Defensive/reliable mega-cap growth/tech have done more than their fair share this month, up about 6% and helping the S&P5000 to a 2% June gain so far.
That looks like another break higher from a long sideways range, though these can always be subject to switchbacks. The S&P5000 and Nasdaq 100 are already looking overbought, despite the fact that the tape is narrowing and the S&P only recently started rolling after two months of churn. Some traders will tell you that when a market becomes overbought, it means the buyer’s urgency has returned, but we’ll see as volumes and market velocity have been unimpressive.
The equal-weighted S&P is still not quite there, as opposed to the previous breakout, when it was fully part of the fun.

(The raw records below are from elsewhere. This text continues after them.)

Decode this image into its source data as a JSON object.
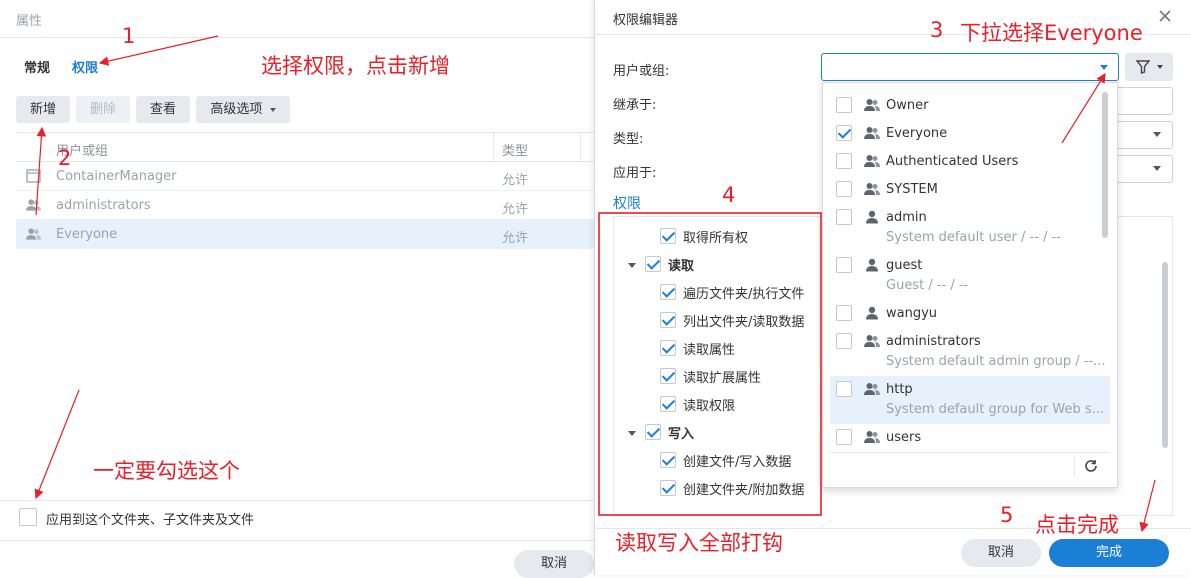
{
  "props": {
    "title": "属性",
    "tabs": [
      "常规",
      "权限"
    ],
    "buttons": {
      "add": "新增",
      "delete": "删除",
      "view": "查看",
      "advanced": "高级选项"
    },
    "columns": {
      "user": "用户或组",
      "type": "类型"
    },
    "rows": [
      {
        "name": "ContainerManager",
        "type": "允许"
      },
      {
        "name": "administrators",
        "type": "允许"
      },
      {
        "name": "Everyone",
        "type": "允许"
      }
    ],
    "apply_label": "应用到这个文件夹、子文件夹及文件",
    "cancel": "取消"
  },
  "dialog": {
    "title": "权限编辑器",
    "labels": {
      "user_group": "用户或组:",
      "inherit": "继承于:",
      "type": "类型:",
      "apply_to": "应用于:",
      "permissions": "权限"
    },
    "user_input_value": "",
    "permissions": [
      {
        "label": "取得所有权",
        "checked": true,
        "level": 1
      },
      {
        "label": "读取",
        "checked": true,
        "level": 0,
        "group": true
      },
      {
        "label": "遍历文件夹/执行文件",
        "checked": true,
        "level": 1
      },
      {
        "label": "列出文件夹/读取数据",
        "checked": true,
        "level": 1
      },
      {
        "label": "读取属性",
        "checked": true,
        "level": 1
      },
      {
        "label": "读取扩展属性",
        "checked": true,
        "level": 1
      },
      {
        "label": "读取权限",
        "checked": true,
        "level": 1
      },
      {
        "label": "写入",
        "checked": true,
        "level": 0,
        "group": true
      },
      {
        "label": "创建文件/写入数据",
        "checked": true,
        "level": 1
      },
      {
        "label": "创建文件夹/附加数据",
        "checked": true,
        "level": 1
      }
    ],
    "dropdown": [
      {
        "name": "Owner",
        "sub": "",
        "checked": false,
        "icon": "group-icon"
      },
      {
        "name": "Everyone",
        "sub": "",
        "checked": true,
        "icon": "group-icon"
      },
      {
        "name": "Authenticated Users",
        "sub": "",
        "checked": false,
        "icon": "group-icon"
      },
      {
        "name": "SYSTEM",
        "sub": "",
        "checked": false,
        "icon": "group-icon"
      },
      {
        "name": "admin",
        "sub": "System default user / -- / --",
        "checked": false,
        "icon": "user-icon"
      },
      {
        "name": "guest",
        "sub": "Guest / -- / --",
        "checked": false,
        "icon": "user-icon"
      },
      {
        "name": "wangyu",
        "sub": "",
        "checked": false,
        "icon": "user-icon"
      },
      {
        "name": "administrators",
        "sub": "System default admin group / --...",
        "checked": false,
        "icon": "group-icon"
      },
      {
        "name": "http",
        "sub": "System default group for Web s...",
        "checked": false,
        "icon": "group-icon",
        "highlighted": true
      },
      {
        "name": "users",
        "sub": "",
        "checked": false,
        "icon": "group-icon"
      }
    ],
    "cancel": "取消",
    "done": "完成"
  },
  "annotations": {
    "n1": "1",
    "n2": "2",
    "n3": "3",
    "n4": "4",
    "n5": "5",
    "a1": "选择权限，点击新增",
    "a3": "下拉选择Everyone",
    "a4": "一定要勾选这个",
    "a5": "读取写入全部打钩",
    "a6": "点击完成"
  },
  "colors": {
    "accent": "#1c7fd6",
    "annotation": "#e8202a",
    "selected_row": "#e6f1fb"
  }
}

As previously stated, only about half of S&P500 stocks are above their 50-day moving average, which is unusual given that the index is at a record high. Not all rallies must be broad to be considered “real,” and a selective tape in a healthy market can simply mean localized corrections and rotations. Consider what happened last summer, when FAANMG held everything together for months until those stocks became far too stretched.
Of course, most stocks lagging the indexes could portend a catch-up rally at some point. However, there are times when poor breadth leads to a more general market rollover or suggests that the macro backdrop is deteriorating. TBD.
We have definitely seen air come out of the reflation plays, with Delta variants and re-imposed global restrictions calming the “synchronized global boom” idea at the same time central banks have signaled that the moment of peak support has passed. This is a standard and necessary phase of every cycle; it is not a death sentence for risk assets, but it can indicate a choppy environment.
Semis are softer today, but they have reclaimed the lead, threatening to supplant transports as the bulls’ preferred macro bellwether. Analysts were out trying to support some marquee cyclicals following pullbacks, with upbeat morning calls on FDX, GE, and CSX, making the case that these stocks’ 10% declines are a chance to buy. FDX and GE have gained some traction, but not CSX.
Banks are being rewarded, but not in proportion to the amount of upside they have compared to expectations in their dividend and buyback plans. So far this year, the shareholder-return theme has been a clear winner, which makes sense as earnings momentum fades.
Underlying signs of apprehensive capital-markets stress are difficult to find. Credit markets are absorbing yet another flood of new issuance, including a slug from Salesforce to fund the Slack acquisition, and spreads have remained tight and demand has remained strong at stingy yield levels.
Bulls are also reassured by the structure of volatility instruments, with VIX futures prices sloping upward for months to come – the “normal” and supportive arrangement for such things:
So far today, breadth is mediocre, up/down volume is close to even, and the majority of NYSE issues are higher. Seasonal factors are typically very strong for the next couple of weeks, and then calendar effects become less friendly, at least on average over the sweep of market history.